_DATA IN THIS EXERCISE_

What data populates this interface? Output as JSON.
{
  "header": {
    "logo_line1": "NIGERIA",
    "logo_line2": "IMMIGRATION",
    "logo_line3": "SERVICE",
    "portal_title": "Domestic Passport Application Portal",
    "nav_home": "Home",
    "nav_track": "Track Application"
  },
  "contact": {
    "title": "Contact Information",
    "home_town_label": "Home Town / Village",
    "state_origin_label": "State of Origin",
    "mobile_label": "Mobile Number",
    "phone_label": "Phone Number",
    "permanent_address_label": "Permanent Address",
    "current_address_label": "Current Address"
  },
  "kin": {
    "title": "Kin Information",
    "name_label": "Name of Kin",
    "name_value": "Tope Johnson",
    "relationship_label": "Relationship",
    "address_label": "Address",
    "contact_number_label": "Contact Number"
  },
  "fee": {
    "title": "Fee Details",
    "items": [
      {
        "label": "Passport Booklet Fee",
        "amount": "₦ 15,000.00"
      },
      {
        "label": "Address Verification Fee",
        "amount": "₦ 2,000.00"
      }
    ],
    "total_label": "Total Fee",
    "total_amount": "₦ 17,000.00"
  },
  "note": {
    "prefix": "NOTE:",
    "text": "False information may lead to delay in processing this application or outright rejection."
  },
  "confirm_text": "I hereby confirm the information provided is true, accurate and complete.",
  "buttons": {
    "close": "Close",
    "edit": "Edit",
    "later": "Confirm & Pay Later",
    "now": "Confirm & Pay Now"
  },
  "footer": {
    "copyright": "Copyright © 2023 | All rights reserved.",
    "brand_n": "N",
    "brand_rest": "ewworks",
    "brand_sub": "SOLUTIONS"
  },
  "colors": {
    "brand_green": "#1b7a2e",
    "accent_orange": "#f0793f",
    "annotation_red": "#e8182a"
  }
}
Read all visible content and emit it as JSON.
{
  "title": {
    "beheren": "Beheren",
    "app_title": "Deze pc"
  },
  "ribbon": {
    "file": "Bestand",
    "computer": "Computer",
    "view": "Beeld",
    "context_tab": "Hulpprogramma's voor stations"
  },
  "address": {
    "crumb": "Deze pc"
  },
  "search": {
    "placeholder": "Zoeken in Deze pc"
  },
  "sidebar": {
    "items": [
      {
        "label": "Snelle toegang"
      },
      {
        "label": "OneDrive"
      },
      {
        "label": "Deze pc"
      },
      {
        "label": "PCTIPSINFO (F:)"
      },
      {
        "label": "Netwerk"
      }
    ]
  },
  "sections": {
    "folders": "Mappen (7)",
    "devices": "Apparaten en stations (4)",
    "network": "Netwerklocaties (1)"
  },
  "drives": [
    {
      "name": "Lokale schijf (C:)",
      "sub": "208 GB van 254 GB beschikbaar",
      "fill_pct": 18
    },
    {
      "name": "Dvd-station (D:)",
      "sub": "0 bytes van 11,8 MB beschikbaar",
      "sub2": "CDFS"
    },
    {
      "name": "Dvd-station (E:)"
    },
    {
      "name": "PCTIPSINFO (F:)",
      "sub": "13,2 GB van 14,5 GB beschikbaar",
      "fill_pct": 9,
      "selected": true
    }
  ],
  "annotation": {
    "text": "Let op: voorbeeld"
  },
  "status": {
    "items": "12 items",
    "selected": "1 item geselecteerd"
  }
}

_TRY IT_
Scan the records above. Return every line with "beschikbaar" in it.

_ANSWER_
      "sub": "208 GB van 254 GB beschikbaar",
      "sub": "0 bytes van 11,8 MB beschikbaar",
      "sub": "13,2 GB van 14,5 GB beschikbaar",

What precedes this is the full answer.